[[ Information supplied, beginning ]]

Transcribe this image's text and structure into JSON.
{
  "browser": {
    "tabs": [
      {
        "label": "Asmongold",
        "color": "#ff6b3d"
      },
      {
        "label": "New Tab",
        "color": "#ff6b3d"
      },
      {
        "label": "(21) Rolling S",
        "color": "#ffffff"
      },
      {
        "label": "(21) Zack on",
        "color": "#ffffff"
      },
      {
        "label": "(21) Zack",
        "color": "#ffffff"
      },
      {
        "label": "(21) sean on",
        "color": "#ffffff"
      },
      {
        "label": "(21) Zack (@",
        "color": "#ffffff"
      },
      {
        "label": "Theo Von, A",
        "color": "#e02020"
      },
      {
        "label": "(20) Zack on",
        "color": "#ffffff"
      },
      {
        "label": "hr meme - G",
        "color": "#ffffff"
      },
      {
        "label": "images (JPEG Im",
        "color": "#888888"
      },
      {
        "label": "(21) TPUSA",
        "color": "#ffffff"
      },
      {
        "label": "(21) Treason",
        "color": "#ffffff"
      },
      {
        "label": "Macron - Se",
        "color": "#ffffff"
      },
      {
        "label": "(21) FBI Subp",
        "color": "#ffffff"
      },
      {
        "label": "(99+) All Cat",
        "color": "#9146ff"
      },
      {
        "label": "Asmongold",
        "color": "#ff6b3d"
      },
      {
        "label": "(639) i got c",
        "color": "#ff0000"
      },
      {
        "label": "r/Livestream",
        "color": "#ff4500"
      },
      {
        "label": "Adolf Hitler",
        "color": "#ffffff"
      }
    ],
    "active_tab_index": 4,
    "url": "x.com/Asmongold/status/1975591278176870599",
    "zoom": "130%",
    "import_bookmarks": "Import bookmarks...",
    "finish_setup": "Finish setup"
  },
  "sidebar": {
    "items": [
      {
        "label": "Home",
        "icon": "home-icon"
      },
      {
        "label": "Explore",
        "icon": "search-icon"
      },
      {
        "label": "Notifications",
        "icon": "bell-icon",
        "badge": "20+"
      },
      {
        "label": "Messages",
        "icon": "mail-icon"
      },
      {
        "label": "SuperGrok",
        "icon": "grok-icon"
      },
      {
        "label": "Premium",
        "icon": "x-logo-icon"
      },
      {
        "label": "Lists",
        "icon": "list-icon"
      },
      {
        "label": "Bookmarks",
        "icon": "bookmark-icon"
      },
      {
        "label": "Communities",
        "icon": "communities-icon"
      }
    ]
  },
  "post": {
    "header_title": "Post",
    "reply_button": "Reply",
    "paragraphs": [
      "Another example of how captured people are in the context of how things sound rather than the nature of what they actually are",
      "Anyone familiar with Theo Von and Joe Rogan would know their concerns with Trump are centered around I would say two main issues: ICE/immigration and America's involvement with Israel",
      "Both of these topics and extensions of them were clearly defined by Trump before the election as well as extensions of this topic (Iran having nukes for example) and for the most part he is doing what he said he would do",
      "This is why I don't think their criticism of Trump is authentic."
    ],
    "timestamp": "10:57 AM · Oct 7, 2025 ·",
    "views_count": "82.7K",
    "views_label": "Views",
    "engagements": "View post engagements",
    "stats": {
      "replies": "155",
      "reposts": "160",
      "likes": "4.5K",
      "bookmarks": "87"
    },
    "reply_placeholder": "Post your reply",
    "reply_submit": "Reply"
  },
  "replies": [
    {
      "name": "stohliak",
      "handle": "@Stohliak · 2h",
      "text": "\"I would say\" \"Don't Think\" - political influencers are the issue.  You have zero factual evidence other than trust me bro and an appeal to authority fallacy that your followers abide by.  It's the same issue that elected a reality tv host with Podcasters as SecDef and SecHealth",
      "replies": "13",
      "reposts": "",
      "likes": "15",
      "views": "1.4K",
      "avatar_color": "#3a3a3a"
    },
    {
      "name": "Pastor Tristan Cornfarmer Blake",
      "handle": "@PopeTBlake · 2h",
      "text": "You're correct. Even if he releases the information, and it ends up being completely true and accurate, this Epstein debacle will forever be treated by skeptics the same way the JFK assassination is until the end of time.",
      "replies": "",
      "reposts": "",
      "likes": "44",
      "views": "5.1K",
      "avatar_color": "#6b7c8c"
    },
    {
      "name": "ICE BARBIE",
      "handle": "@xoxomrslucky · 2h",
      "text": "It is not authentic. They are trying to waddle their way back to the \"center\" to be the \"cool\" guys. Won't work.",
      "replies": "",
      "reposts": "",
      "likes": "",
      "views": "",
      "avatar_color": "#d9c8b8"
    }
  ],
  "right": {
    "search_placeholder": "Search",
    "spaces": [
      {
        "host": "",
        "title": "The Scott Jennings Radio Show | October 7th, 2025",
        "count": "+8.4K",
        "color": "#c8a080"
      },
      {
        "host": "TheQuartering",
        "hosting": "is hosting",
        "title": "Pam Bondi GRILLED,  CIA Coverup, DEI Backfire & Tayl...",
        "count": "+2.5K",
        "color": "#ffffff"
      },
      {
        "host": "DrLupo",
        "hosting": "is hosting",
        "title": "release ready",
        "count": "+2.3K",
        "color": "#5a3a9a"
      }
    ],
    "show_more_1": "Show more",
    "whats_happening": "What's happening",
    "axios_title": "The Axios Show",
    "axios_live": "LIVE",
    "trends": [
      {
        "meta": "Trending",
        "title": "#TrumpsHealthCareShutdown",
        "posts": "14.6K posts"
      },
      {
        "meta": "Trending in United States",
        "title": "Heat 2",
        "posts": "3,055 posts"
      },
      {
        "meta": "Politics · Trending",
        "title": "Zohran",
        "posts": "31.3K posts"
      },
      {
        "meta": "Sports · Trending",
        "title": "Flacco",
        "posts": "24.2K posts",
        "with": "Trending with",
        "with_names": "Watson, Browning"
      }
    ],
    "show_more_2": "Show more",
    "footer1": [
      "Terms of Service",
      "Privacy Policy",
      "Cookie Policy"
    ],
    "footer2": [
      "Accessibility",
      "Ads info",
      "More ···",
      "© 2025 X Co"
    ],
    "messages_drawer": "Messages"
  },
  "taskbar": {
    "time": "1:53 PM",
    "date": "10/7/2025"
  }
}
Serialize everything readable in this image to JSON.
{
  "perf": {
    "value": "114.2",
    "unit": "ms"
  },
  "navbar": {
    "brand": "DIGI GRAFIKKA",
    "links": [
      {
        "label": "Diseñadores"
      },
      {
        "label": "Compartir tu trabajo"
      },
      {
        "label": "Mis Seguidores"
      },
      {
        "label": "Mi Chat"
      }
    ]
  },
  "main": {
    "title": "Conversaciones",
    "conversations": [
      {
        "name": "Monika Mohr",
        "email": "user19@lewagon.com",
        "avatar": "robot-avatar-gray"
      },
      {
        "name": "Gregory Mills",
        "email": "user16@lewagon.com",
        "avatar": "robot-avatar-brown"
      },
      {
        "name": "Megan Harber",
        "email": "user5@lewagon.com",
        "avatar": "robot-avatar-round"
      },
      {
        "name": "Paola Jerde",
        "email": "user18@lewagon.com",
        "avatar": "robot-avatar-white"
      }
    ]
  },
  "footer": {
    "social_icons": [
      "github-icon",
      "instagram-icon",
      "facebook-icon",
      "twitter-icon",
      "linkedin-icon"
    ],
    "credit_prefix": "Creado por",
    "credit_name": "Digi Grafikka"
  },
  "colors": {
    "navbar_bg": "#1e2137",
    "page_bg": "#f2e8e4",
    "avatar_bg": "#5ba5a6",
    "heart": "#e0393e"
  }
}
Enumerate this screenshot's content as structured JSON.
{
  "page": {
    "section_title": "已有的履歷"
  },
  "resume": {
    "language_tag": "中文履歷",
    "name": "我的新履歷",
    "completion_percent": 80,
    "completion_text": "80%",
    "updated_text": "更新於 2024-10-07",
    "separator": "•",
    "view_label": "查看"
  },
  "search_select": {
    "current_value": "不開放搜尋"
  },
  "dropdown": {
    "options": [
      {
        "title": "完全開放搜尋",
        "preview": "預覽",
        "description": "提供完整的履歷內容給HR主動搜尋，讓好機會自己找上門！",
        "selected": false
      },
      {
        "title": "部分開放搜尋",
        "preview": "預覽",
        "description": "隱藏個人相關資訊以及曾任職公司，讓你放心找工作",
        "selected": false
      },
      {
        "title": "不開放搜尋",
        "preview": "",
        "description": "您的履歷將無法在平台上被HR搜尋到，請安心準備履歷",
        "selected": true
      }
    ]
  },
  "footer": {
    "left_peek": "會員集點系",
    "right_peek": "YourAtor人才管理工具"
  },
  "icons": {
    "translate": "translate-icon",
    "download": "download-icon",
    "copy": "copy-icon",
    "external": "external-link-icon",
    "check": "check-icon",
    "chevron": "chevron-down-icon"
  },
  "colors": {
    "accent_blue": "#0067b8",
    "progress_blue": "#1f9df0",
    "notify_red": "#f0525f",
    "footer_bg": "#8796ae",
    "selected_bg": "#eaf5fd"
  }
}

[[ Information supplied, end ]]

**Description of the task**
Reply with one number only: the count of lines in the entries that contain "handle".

**Result of this task**
3